"US authorities considered ways to communicate in the aftermath of a nuclear attack. How could any sort of 'command and control network' survive? Paul Baran, a researcher at RAND, offered a solution: design a more robust communications network using 'redundancy' and 'digital' technology.
At the time, naysayers dismissed Baran's idea as unfeasible. But working with colleagues at RAND, Baran persisted. This effort would eventually become the foundation for the World Wide Web." - "Paul Baran and the Origins of the Internet," Rand Corporation, http://www.rand.org/about/history/baran.html
The Early World Wide Web at Stanford Linear Accellerator Center (SLAC): Documentation of the Early Web at SLAC (1991-1994)
The Federal Communications Commission's (FCC) history project on regulated communications http://www.fcc.gov/omd/history/
The very first transmission on the ARPANET (precursor to the Internet), on 29th October 1969, was from UCLA to Stanford Research Institute (now
ARPA - DARP: The History of the Name http://www.arpa.mil/body/arpa_darpa.html
"Requiem for the ARPANET," Vinton G. Cerf here. http://www.icann.org/biog/cerf.htm
Ira Monarch, Frank Sisti, Kate Ambrose and Stephen Blanchette, "Why Not Network Centric Acquisition?," Conference on Acquisition of Software Intensive Systems, January 26 - 28, 2004, sponsored by Acquisition Software Support Program, Software Engineering Institute (SEI), Carnegie Mellon University, Pittsburgh, PA 15213
"NSFNET T1 Backbone and Regional Networks (1991)"
Donna Cox and Robert Patterson, National Center for Supercomputing Applications (NCSA)/University of Illinois. The NCSA is a leader in defining the future's high-performance computing infrastructure for scientists and for society (see NCSA: History). NCSA creates the hardware, software, and tools that will make up the grid. This grid will assemble the country's most advanced technologies into a single system that will advance science beyond what is possible today. The center partners with other institutions and American industry to ensure that the social and economic benefits of NCSA's research and knowledge are transferred to everyone.
This image is a visualization study of inbound traffic measured in billions of bytes on the NSFNET T1 backbone for September 1991. The traffic volume range is depicted from purple (zero bytes) to white (100 billion bytes). It represents data collected by Merit Network, Inc

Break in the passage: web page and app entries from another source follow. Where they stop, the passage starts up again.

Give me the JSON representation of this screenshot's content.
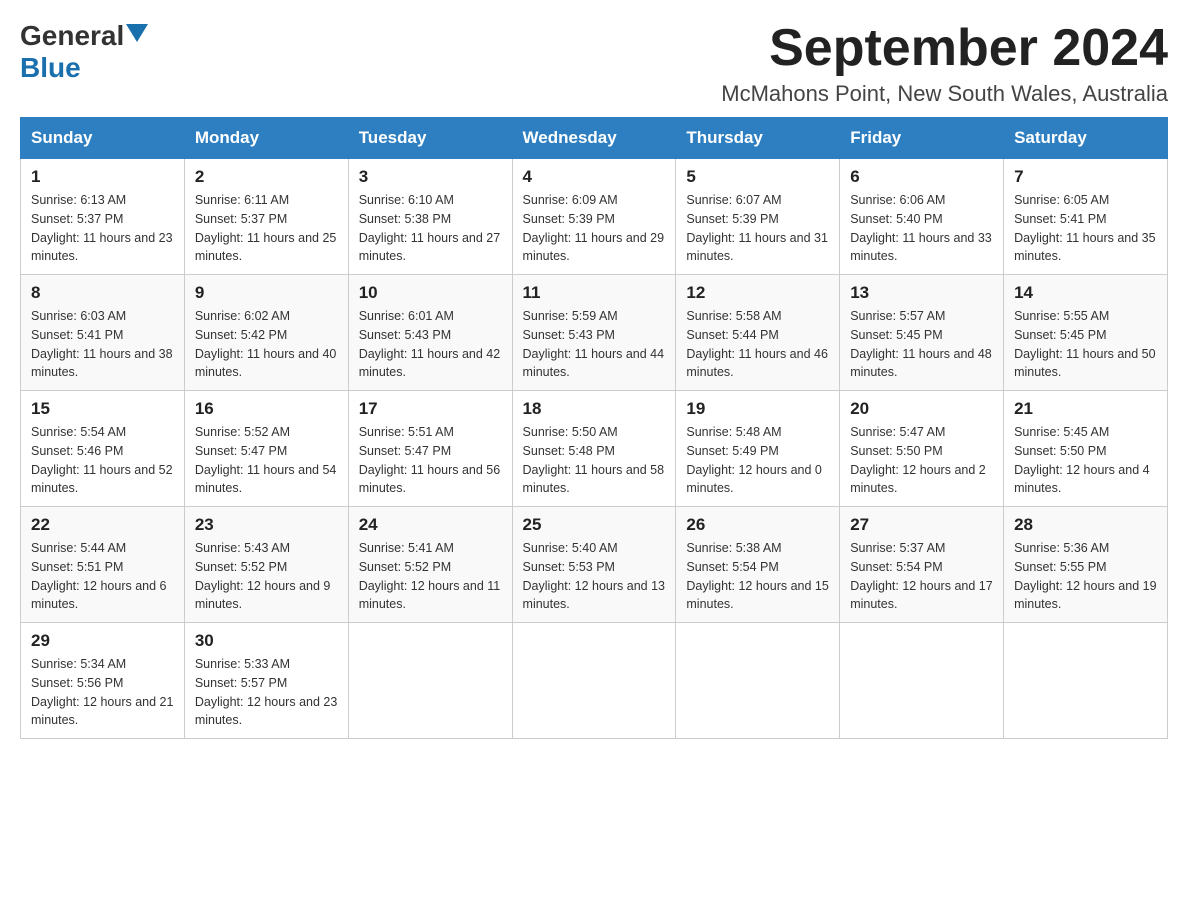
{
  "header": {
    "logo_general": "General",
    "logo_blue": "Blue",
    "month_year": "September 2024",
    "location": "McMahons Point, New South Wales, Australia"
  },
  "days_of_week": [
    "Sunday",
    "Monday",
    "Tuesday",
    "Wednesday",
    "Thursday",
    "Friday",
    "Saturday"
  ],
  "weeks": [
    [
      {
        "day": 1,
        "sunrise": "6:13 AM",
        "sunset": "5:37 PM",
        "daylight": "11 hours and 23 minutes."
      },
      {
        "day": 2,
        "sunrise": "6:11 AM",
        "sunset": "5:37 PM",
        "daylight": "11 hours and 25 minutes."
      },
      {
        "day": 3,
        "sunrise": "6:10 AM",
        "sunset": "5:38 PM",
        "daylight": "11 hours and 27 minutes."
      },
      {
        "day": 4,
        "sunrise": "6:09 AM",
        "sunset": "5:39 PM",
        "daylight": "11 hours and 29 minutes."
      },
      {
        "day": 5,
        "sunrise": "6:07 AM",
        "sunset": "5:39 PM",
        "daylight": "11 hours and 31 minutes."
      },
      {
        "day": 6,
        "sunrise": "6:06 AM",
        "sunset": "5:40 PM",
        "daylight": "11 hours and 33 minutes."
      },
      {
        "day": 7,
        "sunrise": "6:05 AM",
        "sunset": "5:41 PM",
        "daylight": "11 hours and 35 minutes."
      }
    ],
    [
      {
        "day": 8,
        "sunrise": "6:03 AM",
        "sunset": "5:41 PM",
        "daylight": "11 hours and 38 minutes."
      },
      {
        "day": 9,
        "sunrise": "6:02 AM",
        "sunset": "5:42 PM",
        "daylight": "11 hours and 40 minutes."
      },
      {
        "day": 10,
        "sunrise": "6:01 AM",
        "sunset": "5:43 PM",
        "daylight": "11 hours and 42 minutes."
      },
      {
        "day": 11,
        "sunrise": "5:59 AM",
        "sunset": "5:43 PM",
        "daylight": "11 hours and 44 minutes."
      },
      {
        "day": 12,
        "sunrise": "5:58 AM",
        "sunset": "5:44 PM",
        "daylight": "11 hours and 46 minutes."
      },
      {
        "day": 13,
        "sunrise": "5:57 AM",
        "sunset": "5:45 PM",
        "daylight": "11 hours and 48 minutes."
      },
      {
        "day": 14,
        "sunrise": "5:55 AM",
        "sunset": "5:45 PM",
        "daylight": "11 hours and 50 minutes."
      }
    ],
    [
      {
        "day": 15,
        "sunrise": "5:54 AM",
        "sunset": "5:46 PM",
        "daylight": "11 hours and 52 minutes."
      },
      {
        "day": 16,
        "sunrise": "5:52 AM",
        "sunset": "5:47 PM",
        "daylight": "11 hours and 54 minutes."
      },
      {
        "day": 17,
        "sunrise": "5:51 AM",
        "sunset": "5:47 PM",
        "daylight": "11 hours and 56 minutes."
      },
      {
        "day": 18,
        "sunrise": "5:50 AM",
        "sunset": "5:48 PM",
        "daylight": "11 hours and 58 minutes."
      },
      {
        "day": 19,
        "sunrise": "5:48 AM",
        "sunset": "5:49 PM",
        "daylight": "12 hours and 0 minutes."
      },
      {
        "day": 20,
        "sunrise": "5:47 AM",
        "sunset": "5:50 PM",
        "daylight": "12 hours and 2 minutes."
      },
      {
        "day": 21,
        "sunrise": "5:45 AM",
        "sunset": "5:50 PM",
        "daylight": "12 hours and 4 minutes."
      }
    ],
    [
      {
        "day": 22,
        "sunrise": "5:44 AM",
        "sunset": "5:51 PM",
        "daylight": "12 hours and 6 minutes."
      },
      {
        "day": 23,
        "sunrise": "5:43 AM",
        "sunset": "5:52 PM",
        "daylight": "12 hours and 9 minutes."
      },
      {
        "day": 24,
        "sunrise": "5:41 AM",
        "sunset": "5:52 PM",
        "daylight": "12 hours and 11 minutes."
      },
      {
        "day": 25,
        "sunrise": "5:40 AM",
        "sunset": "5:53 PM",
        "daylight": "12 hours and 13 minutes."
      },
      {
        "day": 26,
        "sunrise": "5:38 AM",
        "sunset": "5:54 PM",
        "daylight": "12 hours and 15 minutes."
      },
      {
        "day": 27,
        "sunrise": "5:37 AM",
        "sunset": "5:54 PM",
        "daylight": "12 hours and 17 minutes."
      },
      {
        "day": 28,
        "sunrise": "5:36 AM",
        "sunset": "5:55 PM",
        "daylight": "12 hours and 19 minutes."
      }
    ],
    [
      {
        "day": 29,
        "sunrise": "5:34 AM",
        "sunset": "5:56 PM",
        "daylight": "12 hours and 21 minutes."
      },
      {
        "day": 30,
        "sunrise": "5:33 AM",
        "sunset": "5:57 PM",
        "daylight": "12 hours and 23 minutes."
      },
      null,
      null,
      null,
      null,
      null
    ]
  ]
}
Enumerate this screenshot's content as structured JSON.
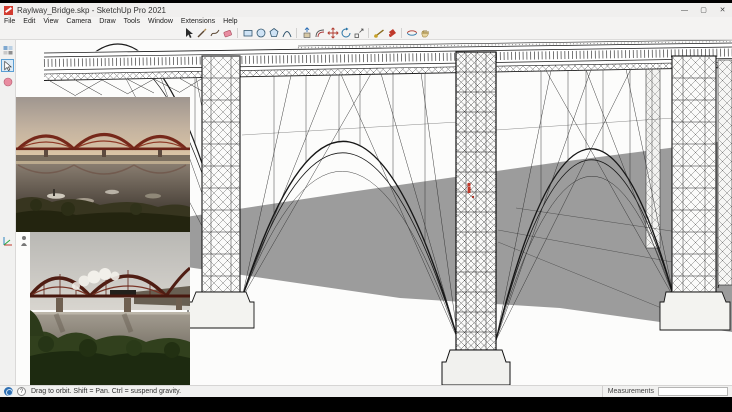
{
  "window": {
    "title": "Raylway_Bridge.skp - SketchUp Pro 2021",
    "controls": {
      "minimize": "—",
      "maximize": "▢",
      "close": "✕"
    }
  },
  "menu": {
    "items": [
      "File",
      "Edit",
      "View",
      "Camera",
      "Draw",
      "Tools",
      "Window",
      "Extensions",
      "Help"
    ]
  },
  "toolbar": {
    "tools": [
      "select",
      "line",
      "freehand",
      "eraser",
      "rectangle",
      "circle",
      "polygon",
      "two-point-arc",
      "push-pull",
      "offset",
      "move",
      "rotate",
      "scale",
      "tape-measure",
      "paint-bucket",
      "orbit",
      "pan"
    ]
  },
  "left_toolbar": {
    "tools": [
      "styles",
      "select",
      "eraser"
    ]
  },
  "floating_tools": [
    "axes",
    "person-scale"
  ],
  "viewport": {
    "model": "forth-railway-bridge-3d-model",
    "reference_photos": [
      "forth-bridge-sunset-photo",
      "forth-bridge-steam-train-photo"
    ],
    "marker_color": "#c0392b",
    "ground_color": "#9c9c9c"
  },
  "statusbar": {
    "hint": "Drag to orbit. Shift = Pan. Ctrl = suspend gravity.",
    "help_glyph": "?",
    "measurements_label": "Measurements",
    "measurements_value": ""
  }
}
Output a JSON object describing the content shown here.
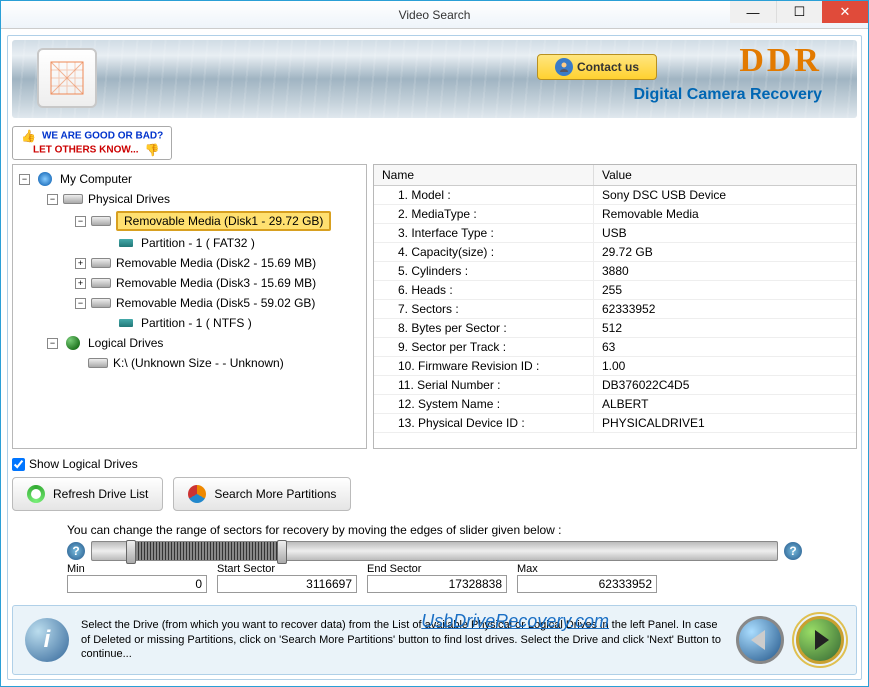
{
  "window": {
    "title": "Video Search"
  },
  "branding": {
    "ddr": "DDR",
    "product": "Digital Camera Recovery",
    "contact": "Contact us"
  },
  "feedback": {
    "line1": "WE ARE GOOD OR BAD?",
    "line2": "LET OTHERS KNOW..."
  },
  "tree": {
    "root": "My Computer",
    "physical": "Physical Drives",
    "rm1": "Removable Media (Disk1 - 29.72 GB)",
    "part1": "Partition - 1 ( FAT32 )",
    "rm2": "Removable Media (Disk2 - 15.69 MB)",
    "rm3": "Removable Media (Disk3 - 15.69 MB)",
    "rm5": "Removable Media (Disk5 - 59.02 GB)",
    "part5": "Partition - 1 ( NTFS )",
    "logical": "Logical Drives",
    "kdrive": "K:\\ (Unknown Size  -  - Unknown)"
  },
  "props": {
    "head_name": "Name",
    "head_value": "Value",
    "rows": [
      {
        "n": "1. Model :",
        "v": "Sony DSC USB Device"
      },
      {
        "n": "2. MediaType :",
        "v": "Removable Media"
      },
      {
        "n": "3. Interface Type :",
        "v": "USB"
      },
      {
        "n": "4. Capacity(size) :",
        "v": "29.72 GB"
      },
      {
        "n": "5. Cylinders :",
        "v": "3880"
      },
      {
        "n": "6. Heads :",
        "v": "255"
      },
      {
        "n": "7. Sectors :",
        "v": "62333952"
      },
      {
        "n": "8. Bytes per Sector :",
        "v": "512"
      },
      {
        "n": "9. Sector per Track :",
        "v": "63"
      },
      {
        "n": "10. Firmware Revision ID :",
        "v": "1.00"
      },
      {
        "n": "11. Serial Number :",
        "v": "DB376022C4D5"
      },
      {
        "n": "12. System Name :",
        "v": "ALBERT"
      },
      {
        "n": "13. Physical Device ID :",
        "v": "PHYSICALDRIVE1"
      }
    ]
  },
  "controls": {
    "show_logical": "Show Logical Drives",
    "refresh": "Refresh Drive List",
    "search_more": "Search More Partitions"
  },
  "slider": {
    "label": "You can change the range of sectors for recovery by moving the edges of slider given below :",
    "min_label": "Min",
    "min_value": "0",
    "start_label": "Start Sector",
    "start_value": "3116697",
    "end_label": "End Sector",
    "end_value": "17328838",
    "max_label": "Max",
    "max_value": "62333952"
  },
  "hint": "Select the Drive (from which you want to recover data) from the List of available Physical or Logical Drives in the left Panel. In case of Deleted or missing Partitions, click on 'Search More Partitions' button to find lost drives. Select the Drive and click 'Next' Button to continue...",
  "footer_link": "UsbDriveRecovery.com"
}
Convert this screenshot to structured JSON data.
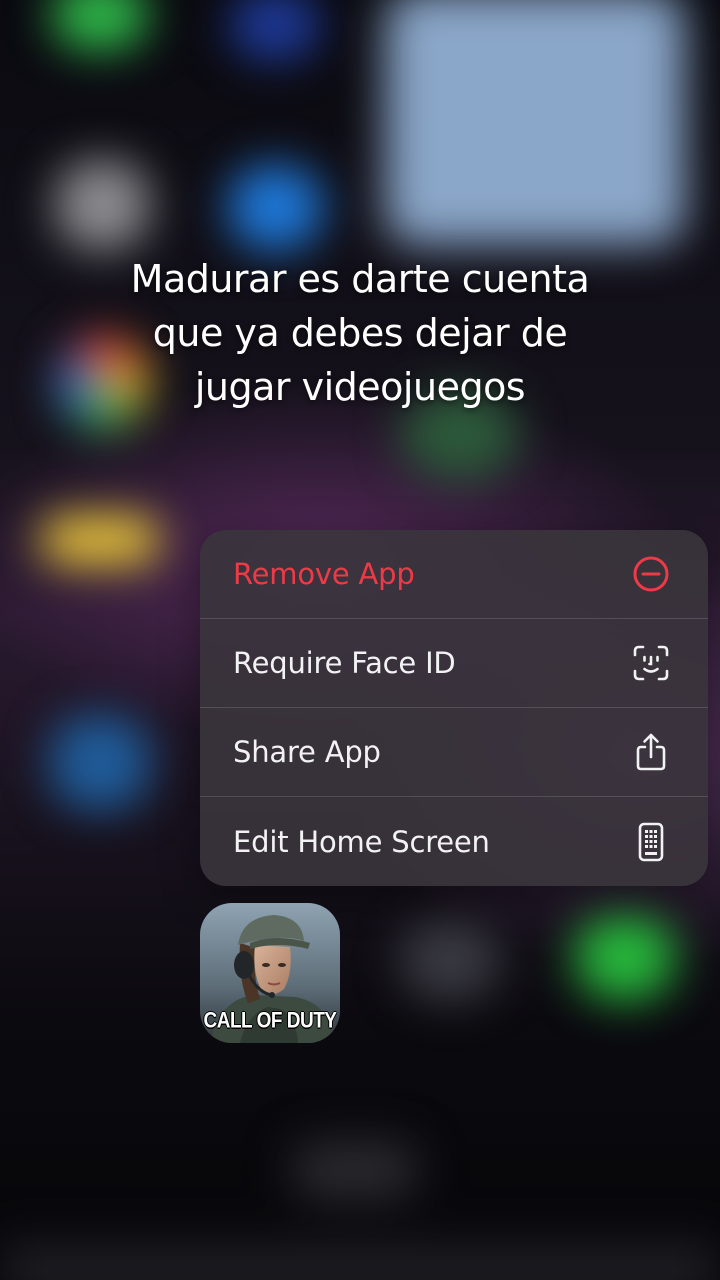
{
  "caption": {
    "line1": "Madurar es darte cuenta",
    "line2": "que ya debes dejar de",
    "line3": "jugar videojuegos"
  },
  "context_menu": {
    "items": [
      {
        "label": "Remove App",
        "icon": "minus-circle-icon",
        "destructive": true
      },
      {
        "label": "Require Face ID",
        "icon": "face-id-icon",
        "destructive": false
      },
      {
        "label": "Share App",
        "icon": "share-icon",
        "destructive": false
      },
      {
        "label": "Edit Home Screen",
        "icon": "phone-apps-icon",
        "destructive": false
      }
    ]
  },
  "app": {
    "name": "Call of Duty",
    "logo_text": "CALL OF DUTY"
  },
  "colors": {
    "destructive": "#ee3a47",
    "menu_text": "#f2f2f4",
    "menu_background": "#3a343c"
  }
}
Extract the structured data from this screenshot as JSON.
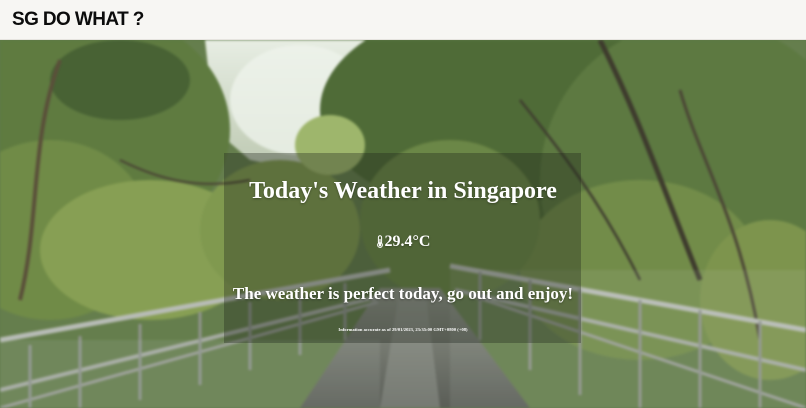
{
  "header": {
    "brand": "SG DO WHAT ?"
  },
  "hero": {
    "title": "Today's Weather in Singapore",
    "temperature": "29.4°C",
    "temperature_icon": "thermometer-icon",
    "message": "The weather is perfect today, go out and enjoy!",
    "accuracy_note": "Information accurate as of 29/01/2023, 23:35:00 GMT+0800 (+08)"
  }
}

This map appeared in the December 1998 Wired. (see Hal Burch and William Cheswick)
Internet Mapping Project (this project is continuing with William Cheswick and Steven Branigan)